Caut vs Caput - What's the difference?

caut | caput |

As a verb caut

is (obsolete|done by a panther) emit a call in the manner of a panther.

As a noun caput is

(anatomy) the head.




  • (obsolete, done by a panther) Emit a call in the manner of a panther.
  • * 1688 , Randle Holme, The Academy of Armory, or A Storehouse of Armory and Blazon , volume 2, page 134, column 2
  • A Panther Cauteth, which word is taken from the sound of his voice.
  • (obsolete) (in figurative extension)
  • * 1722 May 2nd, Ebenezer Elliston, “The La?t Speech and Dying Words of Ebenezer Elli?ton” in Mi?cellanies (ed. Jonathan Swift, pub. 1751, volume nine, fifth edition), pages 19–20
  • If I have done Service to Men in what I have ?aid, I ?hall hope I have done Service to God; and that will be better than a ?illy Speech made for me, full of whining and cauting, which I utterly de?pi?e, and have never been u?ed to; yet ?uch a one I expect to have my Ears tormented with, as I am pa??ing along the Streets[.]


    * “ †caut, v.'']” listed in the '' [2nd ed., 1989 ----

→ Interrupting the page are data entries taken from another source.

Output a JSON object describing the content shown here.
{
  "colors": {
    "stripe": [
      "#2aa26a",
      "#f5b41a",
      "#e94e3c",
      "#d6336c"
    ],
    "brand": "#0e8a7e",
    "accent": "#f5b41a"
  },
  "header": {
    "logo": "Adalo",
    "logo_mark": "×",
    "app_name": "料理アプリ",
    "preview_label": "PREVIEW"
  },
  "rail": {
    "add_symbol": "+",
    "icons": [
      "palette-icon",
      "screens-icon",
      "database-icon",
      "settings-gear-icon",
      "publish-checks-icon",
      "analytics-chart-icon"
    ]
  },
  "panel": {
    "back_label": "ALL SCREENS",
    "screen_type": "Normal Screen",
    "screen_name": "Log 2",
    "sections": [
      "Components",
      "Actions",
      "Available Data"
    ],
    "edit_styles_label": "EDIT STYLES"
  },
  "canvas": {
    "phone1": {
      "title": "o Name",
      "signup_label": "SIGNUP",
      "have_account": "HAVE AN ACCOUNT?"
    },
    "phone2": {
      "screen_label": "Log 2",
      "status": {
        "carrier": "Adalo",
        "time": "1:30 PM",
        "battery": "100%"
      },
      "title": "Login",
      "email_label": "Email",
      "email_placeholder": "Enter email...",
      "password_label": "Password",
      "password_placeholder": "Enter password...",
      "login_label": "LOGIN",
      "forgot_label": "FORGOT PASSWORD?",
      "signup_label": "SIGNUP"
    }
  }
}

  • (anatomy) The head.
  • (anatomy) A knob-like protuberance or capitulum.
  • The top or superior part of a thing.
  • (UK) The council or ruling body of the University of Cambridge prior to the constitution of 1856.
  • * Lamb
  • Your caputs and heads of colleges.